Diary of a Copyright Infringement Lawsuit – 1 (To File or Not To File)
Photographers often find that their photographs have been used without permission. While they may be able to resolve their infringement claims informally, sometimes the only option to recover their damages is to file a formal lawsuit using the court system. This will be the first of a series of blog entries that will be posted occasionally on the procedures and events of a copyright infringement lawsuit.
While most photographers will contact an infringer either directly or through an attorney to attempt to resolve an infringement claim before filing suit, the law doesn’t require it. Instead, you may file your copyright infringement lawsuit immediately after finding the infringement without ever contacting the infringer. But it’s usually best to first contact an infringer for a variety of reasons, including:

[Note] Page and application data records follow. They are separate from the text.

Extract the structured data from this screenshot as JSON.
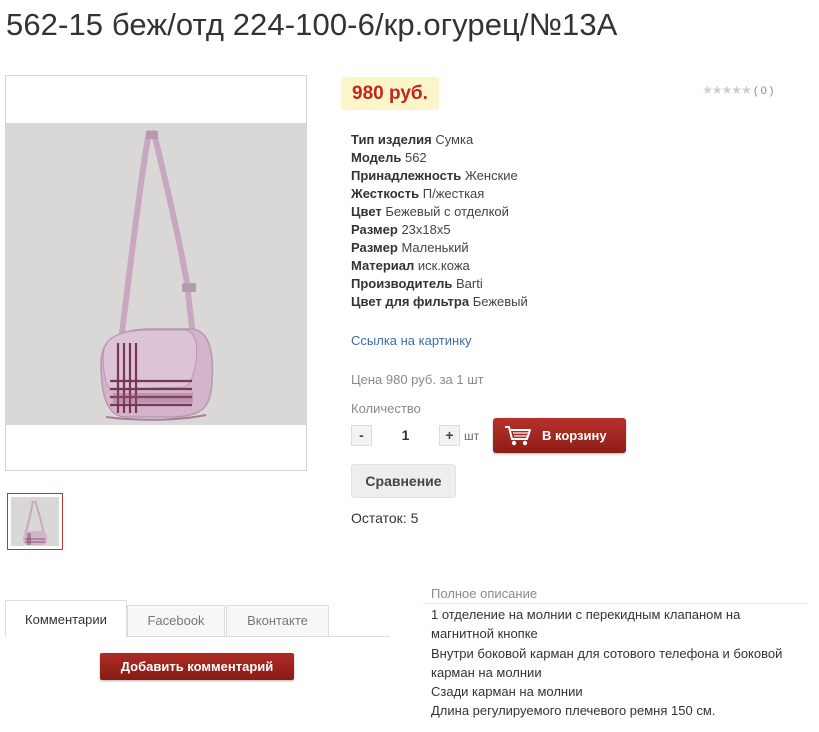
{
  "product": {
    "title": "562-15 беж/отд 224-100-6/кр.огурец/№13А",
    "price": "980 руб.",
    "rating": {
      "stars": 0,
      "count_text": "( 0 )"
    },
    "properties": [
      {
        "key": "Тип изделия",
        "value": "Сумка"
      },
      {
        "key": "Модель",
        "value": "562"
      },
      {
        "key": "Принадлежность",
        "value": "Женские"
      },
      {
        "key": "Жесткость",
        "value": "П/жесткая"
      },
      {
        "key": "Цвет",
        "value": "Бежевый с отделкой"
      },
      {
        "key": "Размер",
        "value": "23х18х5"
      },
      {
        "key": "Размер",
        "value": "Маленький"
      },
      {
        "key": "Материал",
        "value": "иск.кожа"
      },
      {
        "key": "Производитель",
        "value": "Barti"
      },
      {
        "key": "Цвет для фильтра",
        "value": "Бежевый"
      }
    ],
    "image_link": "Ссылка на картинку",
    "unit_price": "Цена 980 руб. за 1 шт",
    "quantity_label": "Количество",
    "quantity_value": "1",
    "minus_label": "-",
    "plus_label": "+",
    "unit_label": "шт",
    "cart_button": "В корзину",
    "compare_button": "Сравнение",
    "stock": "Остаток: 5"
  },
  "tabs": [
    {
      "label": "Комментарии",
      "active": true
    },
    {
      "label": "Facebook",
      "active": false
    },
    {
      "label": "Вконтакте",
      "active": false
    }
  ],
  "add_comment_button": "Добавить комментарий",
  "description": {
    "title": "Полное описание",
    "lines": [
      "1 отделение на молнии с перекидным клапаном на магнитной кнопке",
      "Внутри боковой карман для сотового телефона и боковой карман на молнии",
      "Сзади карман на молнии",
      "Длина регулируемого плечевого ремня 150 см."
    ]
  },
  "colors": {
    "price_color": "#c0271d",
    "price_bg": "#fbf5c9",
    "button_red": "#9e2820",
    "link_blue": "#3d6ea8",
    "bag_color": "#d4b6cd"
  },
  "icons": {
    "cart": "shopping-cart-icon",
    "star": "star-icon"
  }
}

- Lawsuits are expensive and you may be able to resolve the matter without incurring those expenses.
- Lawsuits dramatically increase the emotions of the parties, so that it may be more difficult (and thus expensive) to resolve the matter.
- If the infringer is a a client, then you may be able to salvage the relationship for future work (without infringements).
- The infringer may eventually become a client after learning a lesson and/or correcting a mistake.
- You may find that, while you thought the use was an infringement, it was legitimate.
In sum, it’s a business decision as well as a legal decision to file a copyright infringement lawsuit. Discuss with your attorney how you can best protect your work after you find that infringement.Check Photo Attorney on Lynda.com, in the Lynda.com Article Center, and on Twitter!